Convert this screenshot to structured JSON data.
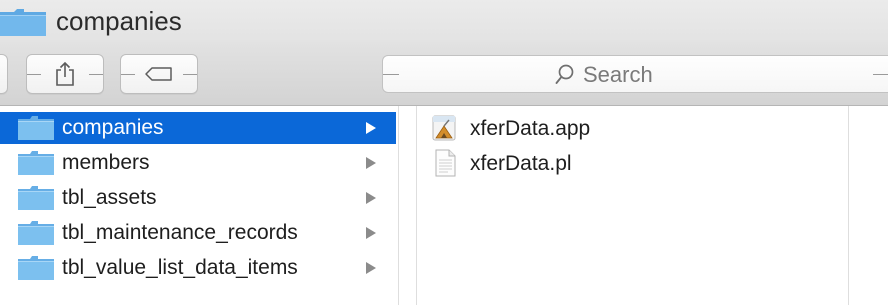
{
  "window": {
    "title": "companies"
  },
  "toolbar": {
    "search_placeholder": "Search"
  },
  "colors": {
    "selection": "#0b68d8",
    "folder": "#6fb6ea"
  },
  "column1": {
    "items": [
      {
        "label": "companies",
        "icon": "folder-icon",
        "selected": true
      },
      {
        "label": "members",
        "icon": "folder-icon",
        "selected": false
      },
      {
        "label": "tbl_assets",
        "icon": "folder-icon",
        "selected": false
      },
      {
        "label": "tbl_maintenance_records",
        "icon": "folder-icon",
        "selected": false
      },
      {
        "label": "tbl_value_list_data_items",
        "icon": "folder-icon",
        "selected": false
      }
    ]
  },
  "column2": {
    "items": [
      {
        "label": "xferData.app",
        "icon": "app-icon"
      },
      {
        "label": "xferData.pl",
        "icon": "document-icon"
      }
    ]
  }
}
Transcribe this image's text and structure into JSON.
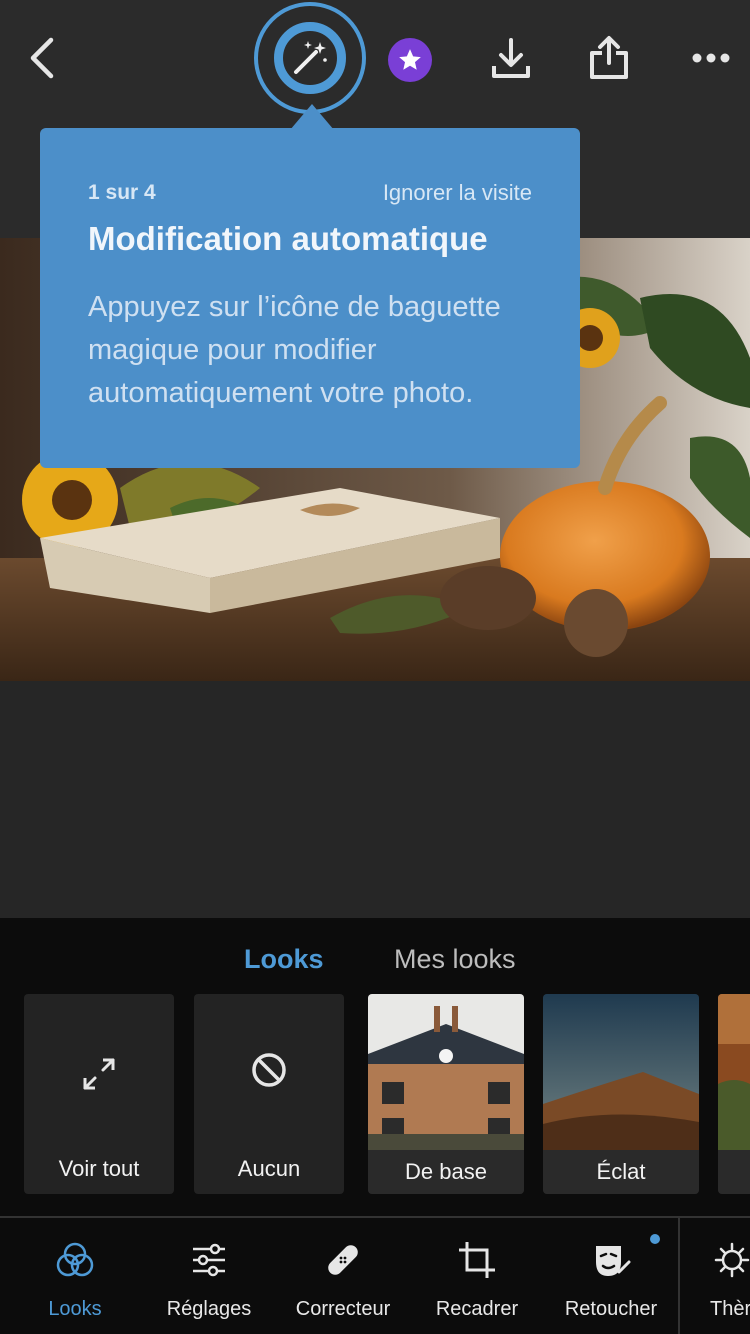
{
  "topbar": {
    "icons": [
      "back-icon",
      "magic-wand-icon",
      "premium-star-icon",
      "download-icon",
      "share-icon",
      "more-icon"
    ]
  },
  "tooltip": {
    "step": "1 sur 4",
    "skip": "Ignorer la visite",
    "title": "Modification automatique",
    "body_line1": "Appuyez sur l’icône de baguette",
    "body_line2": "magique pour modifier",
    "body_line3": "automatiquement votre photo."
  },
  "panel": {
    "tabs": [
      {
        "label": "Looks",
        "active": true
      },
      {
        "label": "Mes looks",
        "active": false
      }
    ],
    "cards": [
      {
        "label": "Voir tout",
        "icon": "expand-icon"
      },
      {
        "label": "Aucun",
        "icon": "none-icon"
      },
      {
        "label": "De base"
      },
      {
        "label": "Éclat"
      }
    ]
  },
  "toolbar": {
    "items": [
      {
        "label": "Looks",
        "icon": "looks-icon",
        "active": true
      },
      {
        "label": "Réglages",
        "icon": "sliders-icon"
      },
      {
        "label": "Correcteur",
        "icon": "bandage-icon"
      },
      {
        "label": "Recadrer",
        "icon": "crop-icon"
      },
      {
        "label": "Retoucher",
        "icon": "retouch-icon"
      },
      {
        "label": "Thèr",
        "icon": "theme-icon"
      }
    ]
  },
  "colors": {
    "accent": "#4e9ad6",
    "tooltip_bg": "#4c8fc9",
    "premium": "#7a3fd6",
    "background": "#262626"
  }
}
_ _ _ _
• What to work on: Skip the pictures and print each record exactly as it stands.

• Answer to this problem:
Convert this screenshot to structured JSON data.
{
  "window": {
    "title": "companies"
  },
  "toolbar": {
    "search_placeholder": "Search"
  },
  "colors": {
    "selection": "#0b68d8",
    "folder": "#6fb6ea"
  },
  "column1": {
    "items": [
      {
        "label": "companies",
        "icon": "folder-icon",
        "selected": true
      },
      {
        "label": "members",
        "icon": "folder-icon",
        "selected": false
      },
      {
        "label": "tbl_assets",
        "icon": "folder-icon",
        "selected": false
      },
      {
        "label": "tbl_maintenance_records",
        "icon": "folder-icon",
        "selected": false
      },
      {
        "label": "tbl_value_list_data_items",
        "icon": "folder-icon",
        "selected": false
      }
    ]
  },
  "column2": {
    "items": [
      {
        "label": "xferData.app",
        "icon": "app-icon"
      },
      {
        "label": "xferData.pl",
        "icon": "document-icon"
      }
    ]
  }
}
Transcribe this image's text and structure into JSON.
{
  "topbar": {
    "icons": [
      "back-icon",
      "magic-wand-icon",
      "premium-star-icon",
      "download-icon",
      "share-icon",
      "more-icon"
    ]
  },
  "tooltip": {
    "step": "1 sur 4",
    "skip": "Ignorer la visite",
    "title": "Modification automatique",
    "body_line1": "Appuyez sur l’icône de baguette",
    "body_line2": "magique pour modifier",
    "body_line3": "automatiquement votre photo."
  },
  "panel": {
    "tabs": [
      {
        "label": "Looks",
        "active": true
      },
      {
        "label": "Mes looks",
        "active": false
      }
    ],
    "cards": [
      {
        "label": "Voir tout",
        "icon": "expand-icon"
      },
      {
        "label": "Aucun",
        "icon": "none-icon"
      },
      {
        "label": "De base"
      },
      {
        "label": "Éclat"
      }
    ]
  },
  "toolbar": {
    "items": [
      {
        "label": "Looks",
        "icon": "looks-icon",
        "active": true
      },
      {
        "label": "Réglages",
        "icon": "sliders-icon"
      },
      {
        "label": "Correcteur",
        "icon": "bandage-icon"
      },
      {
        "label": "Recadrer",
        "icon": "crop-icon"
      },
      {
        "label": "Retoucher",
        "icon": "retouch-icon"
      },
      {
        "label": "Thèr",
        "icon": "theme-icon"
      }
    ]
  },
  "colors": {
    "accent": "#4e9ad6",
    "tooltip_bg": "#4c8fc9",
    "premium": "#7a3fd6",
    "background": "#262626"
  }
}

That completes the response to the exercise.